As a huge Chicago Bulls fan, I thoroughly enjoyed their recent game against the Miami Heat. It’s always must-see TV when your favorite team goes up against the league’s best, but the atmosphere around this game was even more intense because Miami entered the contest on a 27-game winning streak, the second longest in NBA history.
Chicago won an entertaining game 101-97, and I loved every second of it. But afterwards, I couldn’t help thinking about how my game-watching experience now is so different from what it was ten—or even five—years ago. I watched the game at home by myself (I know, I’m a loser), but I was not alone. Thanks to Twitter, Facebook, and other social media, I was able to share in the highs and lows of the game with thousands of other fans, many of whom I didn’t even know.
Ten years ago, I would have had to go to a sports bar for a similar experience (ignoring the fact that I was only 14). And I would have shared the moment with the somewhere between 10 and 20 people. Instead, I reveled in each highlight dunk, complained about each suspect foul, and cracked dozens of jokes at Miami’s expense along with fellow fans from around the globe.
This experience was not limited to simply this one game, although it was magnified by the significance of the contest. Similar ones happen for fans everywhere whenever their favorite team is playing, whether the platform is Twitter, ESPN, or another social media outlet. Being a fan today is not just about watching the games. More than it has ever been, fandom is about experiencing moments together with your fellow fans.

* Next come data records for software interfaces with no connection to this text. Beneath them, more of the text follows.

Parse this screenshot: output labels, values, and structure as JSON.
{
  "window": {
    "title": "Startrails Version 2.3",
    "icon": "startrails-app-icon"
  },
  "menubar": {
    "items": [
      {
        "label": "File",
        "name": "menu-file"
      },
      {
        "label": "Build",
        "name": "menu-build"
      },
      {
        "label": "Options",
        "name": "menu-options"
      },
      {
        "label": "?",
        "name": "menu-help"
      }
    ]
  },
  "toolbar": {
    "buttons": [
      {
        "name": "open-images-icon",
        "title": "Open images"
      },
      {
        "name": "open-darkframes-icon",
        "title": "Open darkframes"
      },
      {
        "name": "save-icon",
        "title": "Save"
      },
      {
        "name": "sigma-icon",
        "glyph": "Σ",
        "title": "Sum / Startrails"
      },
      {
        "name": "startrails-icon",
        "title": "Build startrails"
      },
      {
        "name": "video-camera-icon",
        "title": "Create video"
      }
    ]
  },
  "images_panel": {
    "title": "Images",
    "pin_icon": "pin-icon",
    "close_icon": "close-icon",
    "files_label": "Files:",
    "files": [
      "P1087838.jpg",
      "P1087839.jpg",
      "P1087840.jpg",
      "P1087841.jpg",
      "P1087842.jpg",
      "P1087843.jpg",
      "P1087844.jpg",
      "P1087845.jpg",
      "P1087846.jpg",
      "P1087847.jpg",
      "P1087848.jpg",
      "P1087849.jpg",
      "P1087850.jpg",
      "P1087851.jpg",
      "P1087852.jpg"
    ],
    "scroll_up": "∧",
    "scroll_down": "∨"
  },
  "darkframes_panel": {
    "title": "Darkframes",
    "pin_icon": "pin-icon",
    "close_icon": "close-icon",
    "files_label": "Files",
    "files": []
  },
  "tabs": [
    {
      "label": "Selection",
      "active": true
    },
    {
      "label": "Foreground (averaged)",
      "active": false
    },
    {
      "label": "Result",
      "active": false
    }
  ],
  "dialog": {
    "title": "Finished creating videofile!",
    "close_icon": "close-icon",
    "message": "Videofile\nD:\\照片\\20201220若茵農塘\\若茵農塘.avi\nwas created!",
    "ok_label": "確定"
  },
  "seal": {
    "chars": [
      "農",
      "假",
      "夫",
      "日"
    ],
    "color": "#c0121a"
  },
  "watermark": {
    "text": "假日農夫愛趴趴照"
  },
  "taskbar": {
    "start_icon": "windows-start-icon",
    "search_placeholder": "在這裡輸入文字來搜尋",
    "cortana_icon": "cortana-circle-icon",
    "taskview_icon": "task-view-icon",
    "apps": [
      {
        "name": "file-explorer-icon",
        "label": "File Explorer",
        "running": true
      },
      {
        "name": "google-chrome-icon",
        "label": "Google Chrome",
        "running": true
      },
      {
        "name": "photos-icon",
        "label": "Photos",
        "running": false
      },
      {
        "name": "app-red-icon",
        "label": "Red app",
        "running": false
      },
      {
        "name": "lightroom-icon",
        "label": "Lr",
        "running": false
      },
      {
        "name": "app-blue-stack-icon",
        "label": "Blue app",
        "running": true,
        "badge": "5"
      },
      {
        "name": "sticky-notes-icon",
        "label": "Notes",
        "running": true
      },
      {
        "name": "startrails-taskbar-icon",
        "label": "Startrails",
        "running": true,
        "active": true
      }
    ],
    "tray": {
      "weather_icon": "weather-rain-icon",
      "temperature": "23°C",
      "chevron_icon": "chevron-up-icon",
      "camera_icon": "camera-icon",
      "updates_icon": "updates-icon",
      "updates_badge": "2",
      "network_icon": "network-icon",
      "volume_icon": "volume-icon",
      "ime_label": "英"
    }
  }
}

Well, maybe not more than it has ever been. Sports bars, tailgates, and game parties, which offer much of the same camaraderie (and arguably even a better version of it) have been a staple of fandom for years. Maybe it’s simply easier to be a part of these moments now—especially for those who live out of the media market of their favorite teams—since you don’t have to leave your own couch.
Alone among millions
Is this trend good or bad for sports fans? Much like the social media technology itself, I think it’s a little bit of both. It’s great to be able to experience these moments and events together, but it should not replace actual person-to-person contact. I’d rather watch a game with four or five buddies and stay off of the internet than sit by myself and be “hanging out” with other fans online. Unfortunately, the former option isn’t always possible, so the second one is a much better alternative to sitting alone and talking to no one.
The other issue is making sure that you don’t get so caught up in talking about the game that you actually miss out on the game. When I am really into a game, I find social media too distracting, as it’s easy to get wrapped up in debates and/or conversations and miss what’s actually going on. Thus, I turn my computer off (I’m still stuck in the Stone Age without a smartphone), or at least only look at it during commercials.
What does this all mean? What am I trying to say here? I’m not sure I have a grand point. I just think it’s cool that we can share in our fandom in real time during games, even if there’s nobody else there with us. That’s a privilege previous generations of fans didn’t have, and I want to take a moment to appreciate it. I also hope that we don’t gradually lose out on the old-school ways of experiencing sports together.